- [WORKING DATA]:
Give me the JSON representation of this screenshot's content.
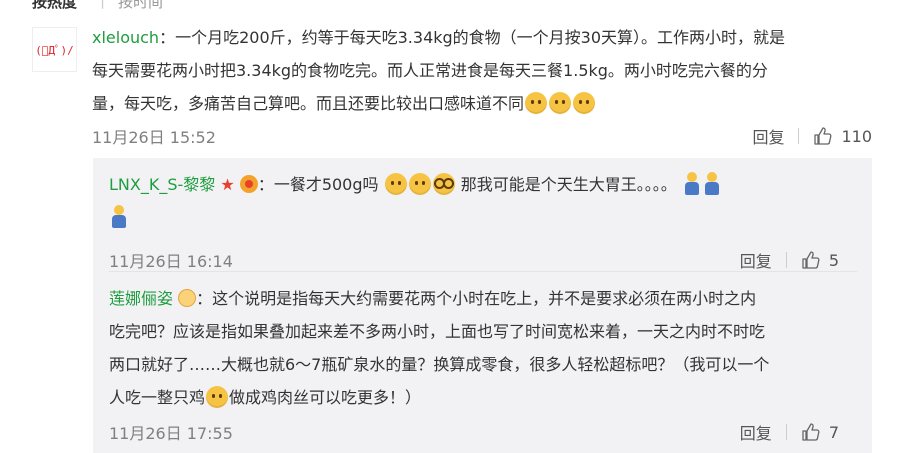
{
  "sort_bar": {
    "hot": "按热度",
    "time": "按时间"
  },
  "main_comment": {
    "avatar_text": "(ﾟДﾟ)/",
    "username": "xlelouch",
    "line1": "：一个月吃200斤，约等于每天吃3.34kg的食物（一个月按30天算）。工作两小时，就是",
    "line2": "每天需要花两小时把3.34kg的食物吃完。而人正常进食是每天三餐1.5kg。两小时吃完六餐的分",
    "line3": "量，每天吃，多痛苦自己算吧。而且还要比较出口感味道不同",
    "timestamp": "11月26日 15:52",
    "reply_label": "回复",
    "like_count": "110"
  },
  "replies": [
    {
      "username": "LNX_K_S-黎黎",
      "text_a": "：一餐才500g吗",
      "text_b": "那我可能是个天生大胃王。。。。",
      "timestamp": "11月26日 16:14",
      "reply_label": "回复",
      "like_count": "5"
    },
    {
      "username": "莲娜俪姿",
      "line1": "：这个说明是指每天大约需要花两个小时在吃上，并不是要求必须在两小时之内",
      "line2": "吃完吧？应该是指如果叠加起来差不多两小时，上面也写了时间宽松来着，一天之内时不时吃",
      "line3": "两口就好了……大概也就6～7瓶矿泉水的量？换算成零食，很多人轻松超标吧？（我可以一个",
      "line4a": "人吃一整只鸡",
      "line4b": "做成鸡肉丝可以吃更多！）",
      "timestamp": "11月26日 17:55",
      "reply_label": "回复",
      "like_count": "7"
    }
  ],
  "colors": {
    "username": "#1e9e3f",
    "text": "#333333",
    "meta": "#808080",
    "reply_bg": "#f2f2f5"
  }
}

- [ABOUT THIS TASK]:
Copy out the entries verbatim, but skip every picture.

- [SOLUTION FOR THIS EXERCISE]:
Give me the JSON representation of this screenshot's content.
{
  "sort_bar": {
    "hot": "按热度",
    "time": "按时间"
  },
  "main_comment": {
    "avatar_text": "(ﾟДﾟ)/",
    "username": "xlelouch",
    "line1": "：一个月吃200斤，约等于每天吃3.34kg的食物（一个月按30天算）。工作两小时，就是",
    "line2": "每天需要花两小时把3.34kg的食物吃完。而人正常进食是每天三餐1.5kg。两小时吃完六餐的分",
    "line3": "量，每天吃，多痛苦自己算吧。而且还要比较出口感味道不同",
    "timestamp": "11月26日 15:52",
    "reply_label": "回复",
    "like_count": "110"
  },
  "replies": [
    {
      "username": "LNX_K_S-黎黎",
      "text_a": "：一餐才500g吗",
      "text_b": "那我可能是个天生大胃王。。。。",
      "timestamp": "11月26日 16:14",
      "reply_label": "回复",
      "like_count": "5"
    },
    {
      "username": "莲娜俪姿",
      "line1": "：这个说明是指每天大约需要花两个小时在吃上，并不是要求必须在两小时之内",
      "line2": "吃完吧？应该是指如果叠加起来差不多两小时，上面也写了时间宽松来着，一天之内时不时吃",
      "line3": "两口就好了……大概也就6～7瓶矿泉水的量？换算成零食，很多人轻松超标吧？（我可以一个",
      "line4a": "人吃一整只鸡",
      "line4b": "做成鸡肉丝可以吃更多！）",
      "timestamp": "11月26日 17:55",
      "reply_label": "回复",
      "like_count": "7"
    }
  ],
  "colors": {
    "username": "#1e9e3f",
    "text": "#333333",
    "meta": "#808080",
    "reply_bg": "#f2f2f5"
  }
}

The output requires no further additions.